We are left with a near-impossible challenge: How might it be possible to act politically on an important issue without implying foundational importance?

This is not a question I can answer (and I have been asking it for many years). But I suspect that the answer doesn’t lie in a return to the materialist foundationalism of class-based analysis and political action. It might well be the case that a class-based politics has at least the potential to create alliances and common struggles between peoples separated by nation, religion and so on. It might also be the case that without attention to class and capital, no other struggle can ever completely succeed. The problem is that we are now living in a world in which class-based materialism does not seem to be ‘enough’ to motivate large-scale activism. Further, if the imminent threat of catastrophic climate change has not been enough to relegate all other struggles to second place, then we have to bow to the reality that the fact of common material self-interest cannot override other human entanglements.

We are where we are. I do recognise that my response only deals with one aspect of what is a very rich statement. I also think that many of its arguments do give at least some clues as to how to act on an important issue without treating it as foundational. At some point though, we are going to have to find a way to understand and respond to the evident yearning for a foundational issue that pro-Palestinian activism often reveals. Until the sort of politics that the authors of the statement propose (and that I, with some reservations, also hold to) can find a way to meet this need, it will struggle to get a hearing.

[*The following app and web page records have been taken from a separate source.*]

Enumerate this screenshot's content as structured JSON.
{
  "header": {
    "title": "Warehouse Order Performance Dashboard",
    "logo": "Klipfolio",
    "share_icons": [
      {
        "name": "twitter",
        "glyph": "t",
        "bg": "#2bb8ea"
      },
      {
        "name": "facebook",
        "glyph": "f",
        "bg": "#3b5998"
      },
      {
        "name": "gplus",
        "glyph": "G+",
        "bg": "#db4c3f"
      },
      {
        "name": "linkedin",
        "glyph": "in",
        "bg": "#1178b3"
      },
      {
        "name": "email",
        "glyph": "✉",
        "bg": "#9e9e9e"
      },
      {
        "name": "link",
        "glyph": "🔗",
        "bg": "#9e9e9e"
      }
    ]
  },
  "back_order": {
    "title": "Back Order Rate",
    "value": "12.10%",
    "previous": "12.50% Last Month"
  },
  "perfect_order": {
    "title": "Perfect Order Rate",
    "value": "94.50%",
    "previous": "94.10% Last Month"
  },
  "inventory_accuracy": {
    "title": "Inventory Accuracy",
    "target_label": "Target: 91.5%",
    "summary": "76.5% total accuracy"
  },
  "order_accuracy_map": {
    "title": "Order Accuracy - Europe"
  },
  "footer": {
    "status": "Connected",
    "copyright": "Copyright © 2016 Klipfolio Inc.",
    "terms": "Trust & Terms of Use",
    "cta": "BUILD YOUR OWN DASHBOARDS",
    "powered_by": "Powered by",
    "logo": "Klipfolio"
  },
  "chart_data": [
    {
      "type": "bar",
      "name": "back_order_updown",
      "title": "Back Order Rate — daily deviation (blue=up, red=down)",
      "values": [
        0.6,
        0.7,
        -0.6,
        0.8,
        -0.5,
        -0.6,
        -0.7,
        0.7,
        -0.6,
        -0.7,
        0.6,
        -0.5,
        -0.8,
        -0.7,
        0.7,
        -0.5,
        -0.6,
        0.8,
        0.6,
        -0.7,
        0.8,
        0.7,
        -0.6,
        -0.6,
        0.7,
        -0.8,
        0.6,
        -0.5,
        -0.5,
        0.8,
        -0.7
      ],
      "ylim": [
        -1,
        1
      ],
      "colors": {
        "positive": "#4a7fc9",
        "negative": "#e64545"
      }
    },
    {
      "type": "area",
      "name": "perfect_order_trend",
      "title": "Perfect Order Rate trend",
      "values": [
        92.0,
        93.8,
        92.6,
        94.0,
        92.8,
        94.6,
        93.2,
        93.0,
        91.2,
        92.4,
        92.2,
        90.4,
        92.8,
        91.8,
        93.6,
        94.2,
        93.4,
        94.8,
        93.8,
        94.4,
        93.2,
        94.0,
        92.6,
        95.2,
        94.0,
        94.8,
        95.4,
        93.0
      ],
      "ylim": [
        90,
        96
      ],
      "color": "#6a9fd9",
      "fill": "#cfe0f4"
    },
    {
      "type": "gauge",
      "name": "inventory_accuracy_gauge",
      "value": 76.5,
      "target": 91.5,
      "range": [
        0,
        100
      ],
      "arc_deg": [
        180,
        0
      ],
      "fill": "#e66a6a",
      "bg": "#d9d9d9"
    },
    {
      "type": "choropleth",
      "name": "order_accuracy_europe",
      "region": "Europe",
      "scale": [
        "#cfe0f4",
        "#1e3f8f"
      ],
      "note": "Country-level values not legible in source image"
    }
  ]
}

Keith Kahn-Harris is a sociologist and author. His website is here.